"Support services provided by the Children's Court in Melbourne and culturally appropriate diversion programs for young people are also not as readily accessible in regional areas."
The report noted Aboriginal and Torres Strait Islander children were over-represented, with 15 per cent of remanded children identifying as such.
Children whose cases were finalised in rural or regional courts were also nearly four times more likely to identify as Aboriginal and Torres Strait Islander than children whose cases were finalised in Greater Melbourne.
The report noted that was especially prominent in the Loddon Mallee region, which covers Bendigo.
"The over-representation of Aboriginal and Torres Strait Islander young people on remand is particularly concerning and reflects a broader over-representation of Aboriginal young people in the youth justice and child protection systems," Mr Rose said.
"More culturally appropriate supports and specialist services for Aboriginal young people and their families are needed, and must be developed in close consultation with local Aboriginal communities."

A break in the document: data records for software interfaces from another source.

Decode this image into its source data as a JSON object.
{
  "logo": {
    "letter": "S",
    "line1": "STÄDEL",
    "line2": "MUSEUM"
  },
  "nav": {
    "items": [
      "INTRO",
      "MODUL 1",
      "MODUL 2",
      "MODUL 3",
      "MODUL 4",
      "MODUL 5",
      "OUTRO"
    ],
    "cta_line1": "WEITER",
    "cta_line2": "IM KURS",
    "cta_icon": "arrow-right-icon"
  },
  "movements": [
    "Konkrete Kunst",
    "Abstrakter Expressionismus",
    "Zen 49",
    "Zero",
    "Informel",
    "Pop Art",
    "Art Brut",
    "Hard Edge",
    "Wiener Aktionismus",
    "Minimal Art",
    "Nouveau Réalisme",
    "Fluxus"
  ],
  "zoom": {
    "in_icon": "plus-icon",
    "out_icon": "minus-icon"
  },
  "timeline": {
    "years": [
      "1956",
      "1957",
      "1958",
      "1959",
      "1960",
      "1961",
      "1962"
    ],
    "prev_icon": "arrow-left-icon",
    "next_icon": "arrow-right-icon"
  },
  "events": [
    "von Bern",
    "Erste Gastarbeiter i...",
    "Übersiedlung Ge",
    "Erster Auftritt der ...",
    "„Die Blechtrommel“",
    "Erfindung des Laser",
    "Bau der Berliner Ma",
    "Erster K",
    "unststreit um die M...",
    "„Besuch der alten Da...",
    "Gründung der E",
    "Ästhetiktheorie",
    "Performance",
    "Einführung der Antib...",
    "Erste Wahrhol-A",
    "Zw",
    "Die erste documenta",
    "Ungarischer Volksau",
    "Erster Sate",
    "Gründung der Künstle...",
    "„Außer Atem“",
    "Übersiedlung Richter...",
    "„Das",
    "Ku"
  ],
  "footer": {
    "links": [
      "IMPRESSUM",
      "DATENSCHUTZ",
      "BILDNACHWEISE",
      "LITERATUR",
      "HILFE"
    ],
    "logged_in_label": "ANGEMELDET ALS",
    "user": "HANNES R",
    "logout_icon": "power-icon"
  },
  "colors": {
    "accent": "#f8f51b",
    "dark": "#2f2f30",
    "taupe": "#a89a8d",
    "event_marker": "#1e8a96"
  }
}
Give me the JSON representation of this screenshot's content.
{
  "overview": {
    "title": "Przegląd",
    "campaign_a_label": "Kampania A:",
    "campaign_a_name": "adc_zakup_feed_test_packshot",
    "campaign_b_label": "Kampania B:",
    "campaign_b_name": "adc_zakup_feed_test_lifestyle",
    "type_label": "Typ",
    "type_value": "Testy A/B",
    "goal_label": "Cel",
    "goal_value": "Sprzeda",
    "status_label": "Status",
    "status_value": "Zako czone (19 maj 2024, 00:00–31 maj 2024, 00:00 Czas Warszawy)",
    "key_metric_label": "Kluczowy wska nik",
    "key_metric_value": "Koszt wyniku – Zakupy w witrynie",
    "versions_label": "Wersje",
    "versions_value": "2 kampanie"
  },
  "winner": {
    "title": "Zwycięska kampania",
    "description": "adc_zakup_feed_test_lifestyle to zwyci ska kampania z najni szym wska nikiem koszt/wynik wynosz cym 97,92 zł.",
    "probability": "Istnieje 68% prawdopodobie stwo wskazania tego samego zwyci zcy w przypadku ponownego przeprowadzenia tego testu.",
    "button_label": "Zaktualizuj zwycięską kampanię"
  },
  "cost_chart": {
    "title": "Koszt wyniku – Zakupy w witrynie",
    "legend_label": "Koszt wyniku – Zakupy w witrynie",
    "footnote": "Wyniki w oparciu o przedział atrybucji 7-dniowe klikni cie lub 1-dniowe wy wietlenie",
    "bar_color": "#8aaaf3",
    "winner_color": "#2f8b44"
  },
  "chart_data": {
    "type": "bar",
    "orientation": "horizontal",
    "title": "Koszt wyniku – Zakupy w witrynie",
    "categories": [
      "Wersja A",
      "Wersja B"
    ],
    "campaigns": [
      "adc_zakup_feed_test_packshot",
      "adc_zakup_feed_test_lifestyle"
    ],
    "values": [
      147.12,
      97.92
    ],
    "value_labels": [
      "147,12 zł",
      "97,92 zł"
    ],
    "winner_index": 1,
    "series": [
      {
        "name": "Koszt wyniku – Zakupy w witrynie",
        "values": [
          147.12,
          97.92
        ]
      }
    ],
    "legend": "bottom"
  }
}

The Sentencing Advisory Council report recommended a number of changes to reduce the risk of certain children experiencing remand.
Those recommendations included a 24-hour bail system specifically for children and expanding the specialised Children's Court to rural and regional areas.
Mr Rose supported the recommendations and noted more investment in therapeutic programs and community supports was also needed.
"In regional areas, where courts may only sit once a week, young people can experience delays in their matters being heard, which can cause significant additional stress and anxiety," he said. "During COVID-19, long adjournment periods have exacerbated these delays.
"Having the Children's Court and Koori Children's Court sit more regularly in regional areas would help to reduce the stress and anxiety experienced by young people in their interactions with the justice system and contribute to better justice outcomes."